→ Data for this exercise

■ ■ ■

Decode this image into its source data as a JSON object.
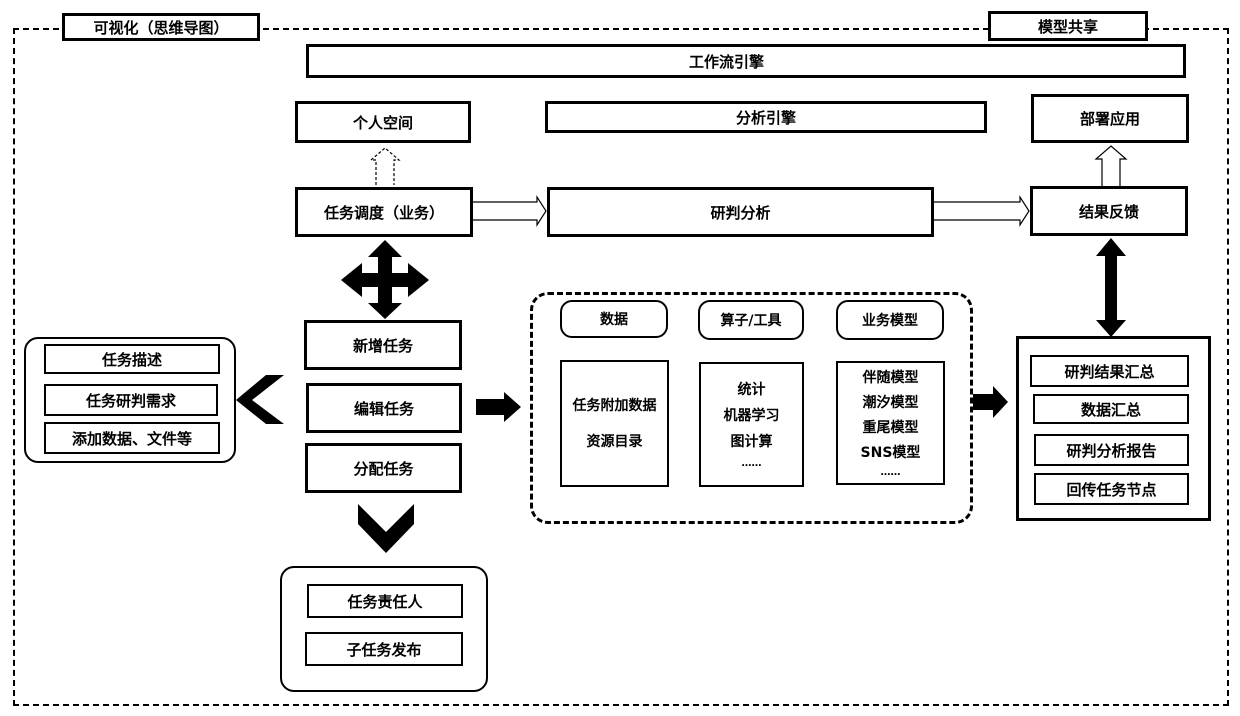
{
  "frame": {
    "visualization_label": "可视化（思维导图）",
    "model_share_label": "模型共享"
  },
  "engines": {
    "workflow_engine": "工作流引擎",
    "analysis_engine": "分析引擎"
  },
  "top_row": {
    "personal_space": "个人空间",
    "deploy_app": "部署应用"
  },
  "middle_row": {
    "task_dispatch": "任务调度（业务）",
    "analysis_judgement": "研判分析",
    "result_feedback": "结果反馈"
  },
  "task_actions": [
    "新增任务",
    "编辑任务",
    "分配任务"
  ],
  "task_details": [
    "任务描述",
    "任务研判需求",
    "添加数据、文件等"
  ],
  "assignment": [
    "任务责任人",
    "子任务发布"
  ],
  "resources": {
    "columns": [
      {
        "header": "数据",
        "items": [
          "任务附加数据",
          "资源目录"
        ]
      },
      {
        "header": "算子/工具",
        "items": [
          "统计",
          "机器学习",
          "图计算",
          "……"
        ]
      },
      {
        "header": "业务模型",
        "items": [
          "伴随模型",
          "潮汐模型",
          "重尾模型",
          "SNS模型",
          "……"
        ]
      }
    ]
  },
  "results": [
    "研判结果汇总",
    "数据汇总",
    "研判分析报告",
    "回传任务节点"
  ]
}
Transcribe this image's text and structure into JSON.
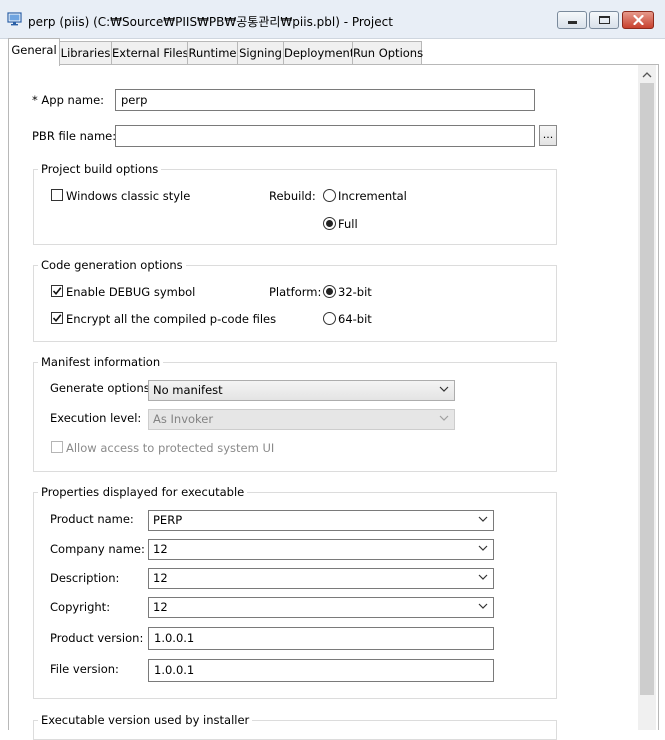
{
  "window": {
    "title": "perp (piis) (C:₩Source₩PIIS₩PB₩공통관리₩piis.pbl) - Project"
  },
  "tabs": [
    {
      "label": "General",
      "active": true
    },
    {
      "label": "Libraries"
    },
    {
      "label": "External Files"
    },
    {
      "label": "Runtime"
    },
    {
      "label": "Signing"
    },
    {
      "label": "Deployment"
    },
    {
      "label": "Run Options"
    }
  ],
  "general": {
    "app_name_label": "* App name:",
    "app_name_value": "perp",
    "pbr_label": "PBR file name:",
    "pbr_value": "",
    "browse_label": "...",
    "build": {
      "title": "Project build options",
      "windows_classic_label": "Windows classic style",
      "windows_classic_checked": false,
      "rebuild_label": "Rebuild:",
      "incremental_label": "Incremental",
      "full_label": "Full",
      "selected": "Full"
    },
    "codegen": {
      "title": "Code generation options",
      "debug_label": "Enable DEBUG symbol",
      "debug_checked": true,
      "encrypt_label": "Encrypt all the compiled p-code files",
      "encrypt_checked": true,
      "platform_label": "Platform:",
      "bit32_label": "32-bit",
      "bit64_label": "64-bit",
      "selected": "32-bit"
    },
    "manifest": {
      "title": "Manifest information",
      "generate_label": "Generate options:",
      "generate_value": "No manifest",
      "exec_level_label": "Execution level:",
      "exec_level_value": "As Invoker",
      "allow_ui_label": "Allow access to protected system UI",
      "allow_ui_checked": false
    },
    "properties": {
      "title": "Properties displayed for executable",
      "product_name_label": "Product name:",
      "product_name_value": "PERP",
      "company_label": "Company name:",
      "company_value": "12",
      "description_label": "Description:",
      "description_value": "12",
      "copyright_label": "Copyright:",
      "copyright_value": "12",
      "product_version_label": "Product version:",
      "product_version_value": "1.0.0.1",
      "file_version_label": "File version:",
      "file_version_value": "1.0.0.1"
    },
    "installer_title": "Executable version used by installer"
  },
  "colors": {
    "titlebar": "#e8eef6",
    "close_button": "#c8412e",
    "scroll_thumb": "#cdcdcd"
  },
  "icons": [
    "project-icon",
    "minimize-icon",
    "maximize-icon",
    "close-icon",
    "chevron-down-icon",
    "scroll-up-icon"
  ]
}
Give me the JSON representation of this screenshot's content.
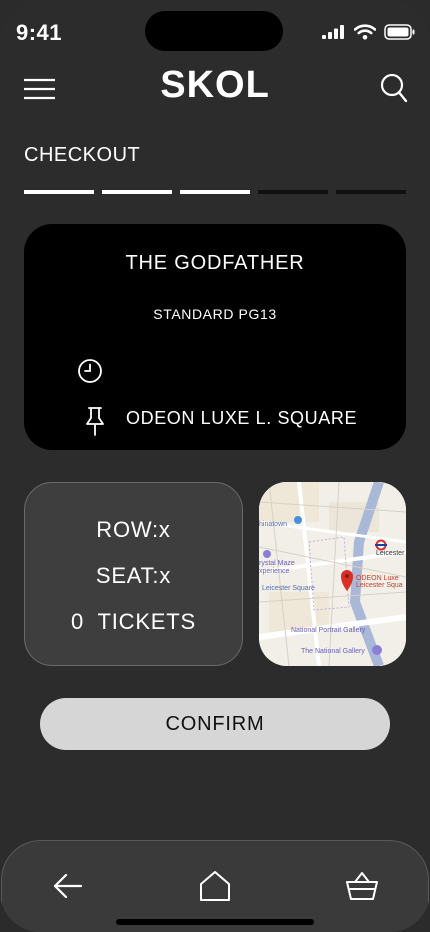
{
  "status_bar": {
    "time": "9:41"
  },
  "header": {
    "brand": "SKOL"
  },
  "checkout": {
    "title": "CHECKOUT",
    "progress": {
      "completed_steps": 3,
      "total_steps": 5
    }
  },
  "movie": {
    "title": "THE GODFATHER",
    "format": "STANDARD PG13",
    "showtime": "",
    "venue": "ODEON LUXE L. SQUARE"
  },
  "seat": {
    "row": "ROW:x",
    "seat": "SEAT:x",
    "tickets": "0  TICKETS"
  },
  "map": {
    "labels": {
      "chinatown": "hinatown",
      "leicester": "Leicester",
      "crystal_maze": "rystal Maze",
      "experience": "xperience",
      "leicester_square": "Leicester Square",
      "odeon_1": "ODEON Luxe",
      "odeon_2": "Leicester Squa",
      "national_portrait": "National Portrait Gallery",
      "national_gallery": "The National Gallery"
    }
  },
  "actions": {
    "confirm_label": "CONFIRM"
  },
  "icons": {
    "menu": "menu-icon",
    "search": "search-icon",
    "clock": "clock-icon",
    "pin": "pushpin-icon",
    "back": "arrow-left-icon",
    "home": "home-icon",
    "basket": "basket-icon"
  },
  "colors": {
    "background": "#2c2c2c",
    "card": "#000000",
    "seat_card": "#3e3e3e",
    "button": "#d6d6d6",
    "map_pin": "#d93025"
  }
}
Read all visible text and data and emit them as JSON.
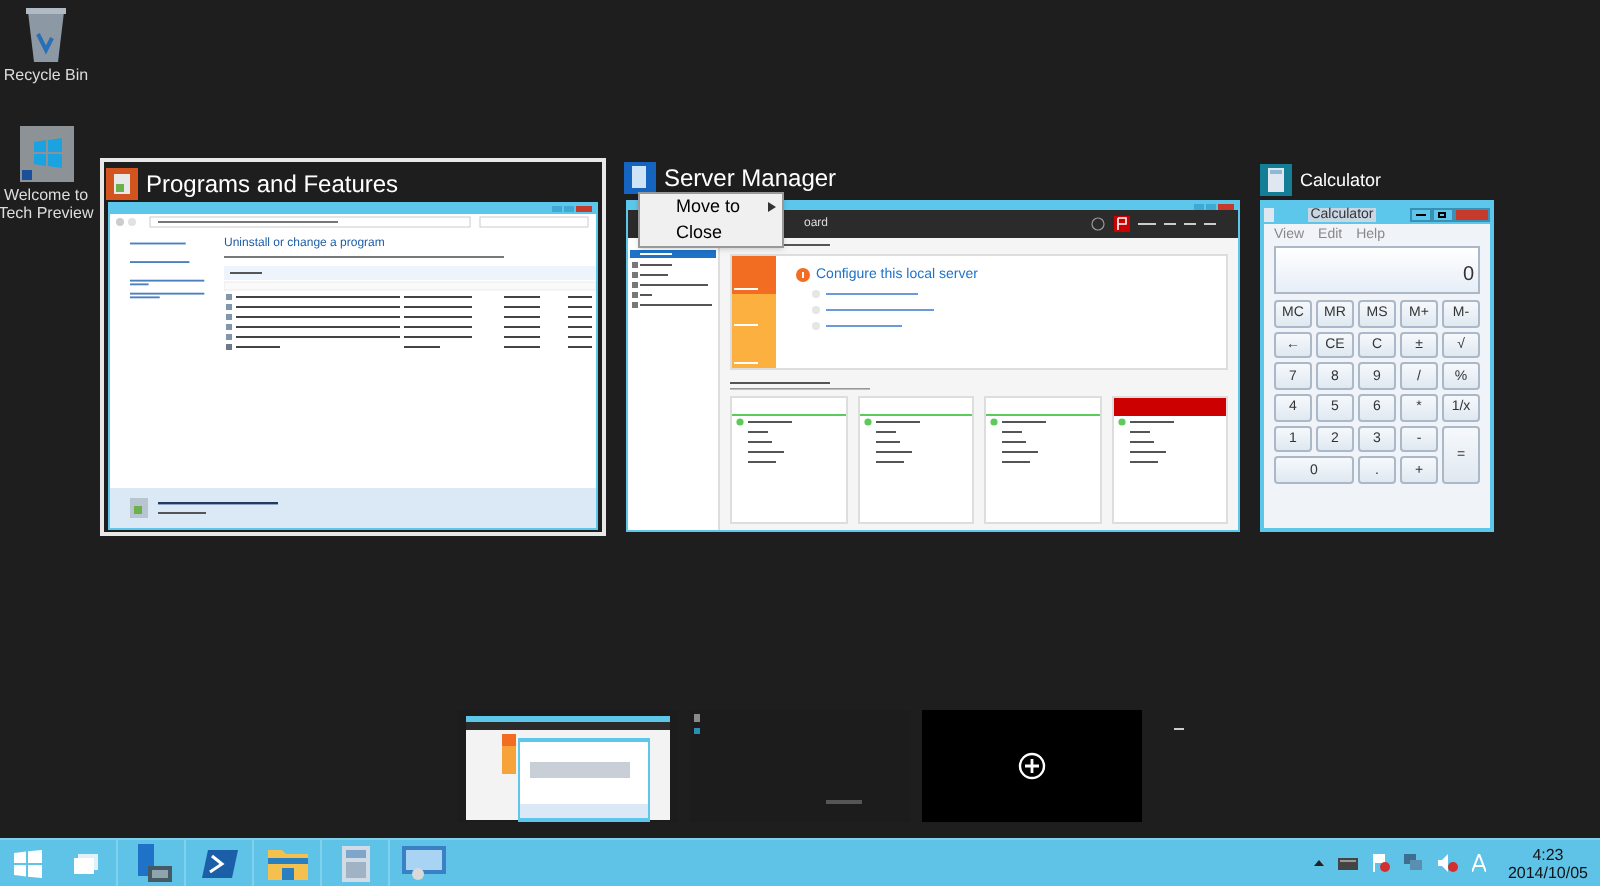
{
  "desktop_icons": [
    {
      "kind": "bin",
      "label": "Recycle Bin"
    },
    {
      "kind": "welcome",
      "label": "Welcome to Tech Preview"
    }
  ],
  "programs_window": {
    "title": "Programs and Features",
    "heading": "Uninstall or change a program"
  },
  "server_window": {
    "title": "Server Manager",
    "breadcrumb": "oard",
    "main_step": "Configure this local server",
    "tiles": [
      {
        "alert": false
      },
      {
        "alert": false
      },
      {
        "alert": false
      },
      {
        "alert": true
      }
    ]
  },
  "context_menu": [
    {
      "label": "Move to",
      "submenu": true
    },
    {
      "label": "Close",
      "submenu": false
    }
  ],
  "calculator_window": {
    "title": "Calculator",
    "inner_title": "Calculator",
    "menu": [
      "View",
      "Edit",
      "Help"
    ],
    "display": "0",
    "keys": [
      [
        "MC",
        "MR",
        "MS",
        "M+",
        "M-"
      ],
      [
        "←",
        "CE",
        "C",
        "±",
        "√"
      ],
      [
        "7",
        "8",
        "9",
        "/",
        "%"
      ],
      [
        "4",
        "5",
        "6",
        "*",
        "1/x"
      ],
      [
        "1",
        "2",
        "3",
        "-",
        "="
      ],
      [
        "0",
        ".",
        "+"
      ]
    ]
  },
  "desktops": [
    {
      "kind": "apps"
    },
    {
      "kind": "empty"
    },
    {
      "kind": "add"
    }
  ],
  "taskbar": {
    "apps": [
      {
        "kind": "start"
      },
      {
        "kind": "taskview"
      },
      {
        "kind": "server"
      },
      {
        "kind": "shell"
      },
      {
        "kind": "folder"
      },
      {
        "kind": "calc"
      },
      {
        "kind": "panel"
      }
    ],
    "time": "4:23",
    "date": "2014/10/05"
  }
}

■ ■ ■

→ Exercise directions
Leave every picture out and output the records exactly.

→ Task answer
Decode this image into its source data as a JSON object.
{
  "frame": {
    "visualization_label": "可视化（思维导图）",
    "model_share_label": "模型共享"
  },
  "engines": {
    "workflow_engine": "工作流引擎",
    "analysis_engine": "分析引擎"
  },
  "top_row": {
    "personal_space": "个人空间",
    "deploy_app": "部署应用"
  },
  "middle_row": {
    "task_dispatch": "任务调度（业务）",
    "analysis_judgement": "研判分析",
    "result_feedback": "结果反馈"
  },
  "task_actions": [
    "新增任务",
    "编辑任务",
    "分配任务"
  ],
  "task_details": [
    "任务描述",
    "任务研判需求",
    "添加数据、文件等"
  ],
  "assignment": [
    "任务责任人",
    "子任务发布"
  ],
  "resources": {
    "columns": [
      {
        "header": "数据",
        "items": [
          "任务附加数据",
          "资源目录"
        ]
      },
      {
        "header": "算子/工具",
        "items": [
          "统计",
          "机器学习",
          "图计算",
          "……"
        ]
      },
      {
        "header": "业务模型",
        "items": [
          "伴随模型",
          "潮汐模型",
          "重尾模型",
          "SNS模型",
          "……"
        ]
      }
    ]
  },
  "results": [
    "研判结果汇总",
    "数据汇总",
    "研判分析报告",
    "回传任务节点"
  ]
}
Transcribe this image's text and structure into JSON.
{
  "window": {
    "title": "perp (piis) (C:₩Source₩PIIS₩PB₩공통관리₩piis.pbl) - Project"
  },
  "tabs": [
    {
      "label": "General",
      "active": true
    },
    {
      "label": "Libraries"
    },
    {
      "label": "External Files"
    },
    {
      "label": "Runtime"
    },
    {
      "label": "Signing"
    },
    {
      "label": "Deployment"
    },
    {
      "label": "Run Options"
    }
  ],
  "general": {
    "app_name_label": "* App name:",
    "app_name_value": "perp",
    "pbr_label": "PBR file name:",
    "pbr_value": "",
    "browse_label": "...",
    "build": {
      "title": "Project build options",
      "windows_classic_label": "Windows classic style",
      "windows_classic_checked": false,
      "rebuild_label": "Rebuild:",
      "incremental_label": "Incremental",
      "full_label": "Full",
      "selected": "Full"
    },
    "codegen": {
      "title": "Code generation options",
      "debug_label": "Enable DEBUG symbol",
      "debug_checked": true,
      "encrypt_label": "Encrypt all the compiled p-code files",
      "encrypt_checked": true,
      "platform_label": "Platform:",
      "bit32_label": "32-bit",
      "bit64_label": "64-bit",
      "selected": "32-bit"
    },
    "manifest": {
      "title": "Manifest information",
      "generate_label": "Generate options:",
      "generate_value": "No manifest",
      "exec_level_label": "Execution level:",
      "exec_level_value": "As Invoker",
      "allow_ui_label": "Allow access to protected system UI",
      "allow_ui_checked": false
    },
    "properties": {
      "title": "Properties displayed for executable",
      "product_name_label": "Product name:",
      "product_name_value": "PERP",
      "company_label": "Company name:",
      "company_value": "12",
      "description_label": "Description:",
      "description_value": "12",
      "copyright_label": "Copyright:",
      "copyright_value": "12",
      "product_version_label": "Product version:",
      "product_version_value": "1.0.0.1",
      "file_version_label": "File version:",
      "file_version_value": "1.0.0.1"
    },
    "installer_title": "Executable version used by installer"
  },
  "colors": {
    "titlebar": "#e8eef6",
    "close_button": "#c8412e",
    "scroll_thumb": "#cdcdcd"
  },
  "icons": [
    "project-icon",
    "minimize-icon",
    "maximize-icon",
    "close-icon",
    "chevron-down-icon",
    "scroll-up-icon"
  ]
}
Give me the JSON representation of this screenshot's content.
{
  "status_bar": {
    "time": "9:41"
  },
  "header": {
    "brand": "SKOL"
  },
  "checkout": {
    "title": "CHECKOUT",
    "progress": {
      "completed_steps": 3,
      "total_steps": 5
    }
  },
  "movie": {
    "title": "THE GODFATHER",
    "format": "STANDARD PG13",
    "showtime": "",
    "venue": "ODEON LUXE L. SQUARE"
  },
  "seat": {
    "row": "ROW:x",
    "seat": "SEAT:x",
    "tickets": "0  TICKETS"
  },
  "map": {
    "labels": {
      "chinatown": "hinatown",
      "leicester": "Leicester",
      "crystal_maze": "rystal Maze",
      "experience": "xperience",
      "leicester_square": "Leicester Square",
      "odeon_1": "ODEON Luxe",
      "odeon_2": "Leicester Squa",
      "national_portrait": "National Portrait Gallery",
      "national_gallery": "The National Gallery"
    }
  },
  "actions": {
    "confirm_label": "CONFIRM"
  },
  "icons": {
    "menu": "menu-icon",
    "search": "search-icon",
    "clock": "clock-icon",
    "pin": "pushpin-icon",
    "back": "arrow-left-icon",
    "home": "home-icon",
    "basket": "basket-icon"
  },
  "colors": {
    "background": "#2c2c2c",
    "card": "#000000",
    "seat_card": "#3e3e3e",
    "button": "#d6d6d6",
    "map_pin": "#d93025"
  }
}
Read all visible text and data and emit them as JSON.
{
  "desktop_icons": [
    {
      "kind": "bin",
      "label": "Recycle Bin"
    },
    {
      "kind": "welcome",
      "label": "Welcome to Tech Preview"
    }
  ],
  "programs_window": {
    "title": "Programs and Features",
    "heading": "Uninstall or change a program"
  },
  "server_window": {
    "title": "Server Manager",
    "breadcrumb": "oard",
    "main_step": "Configure this local server",
    "tiles": [
      {
        "alert": false
      },
      {
        "alert": false
      },
      {
        "alert": false
      },
      {
        "alert": true
      }
    ]
  },
  "context_menu": [
    {
      "label": "Move to",
      "submenu": true
    },
    {
      "label": "Close",
      "submenu": false
    }
  ],
  "calculator_window": {
    "title": "Calculator",
    "inner_title": "Calculator",
    "menu": [
      "View",
      "Edit",
      "Help"
    ],
    "display": "0",
    "keys": [
      [
        "MC",
        "MR",
        "MS",
        "M+",
        "M-"
      ],
      [
        "←",
        "CE",
        "C",
        "±",
        "√"
      ],
      [
        "7",
        "8",
        "9",
        "/",
        "%"
      ],
      [
        "4",
        "5",
        "6",
        "*",
        "1/x"
      ],
      [
        "1",
        "2",
        "3",
        "-",
        "="
      ],
      [
        "0",
        ".",
        "+"
      ]
    ]
  },
  "desktops": [
    {
      "kind": "apps"
    },
    {
      "kind": "empty"
    },
    {
      "kind": "add"
    }
  ],
  "taskbar": {
    "apps": [
      {
        "kind": "start"
      },
      {
        "kind": "taskview"
      },
      {
        "kind": "server"
      },
      {
        "kind": "shell"
      },
      {
        "kind": "folder"
      },
      {
        "kind": "calc"
      },
      {
        "kind": "panel"
      }
    ],
    "time": "4:23",
    "date": "2014/10/05"
  }
}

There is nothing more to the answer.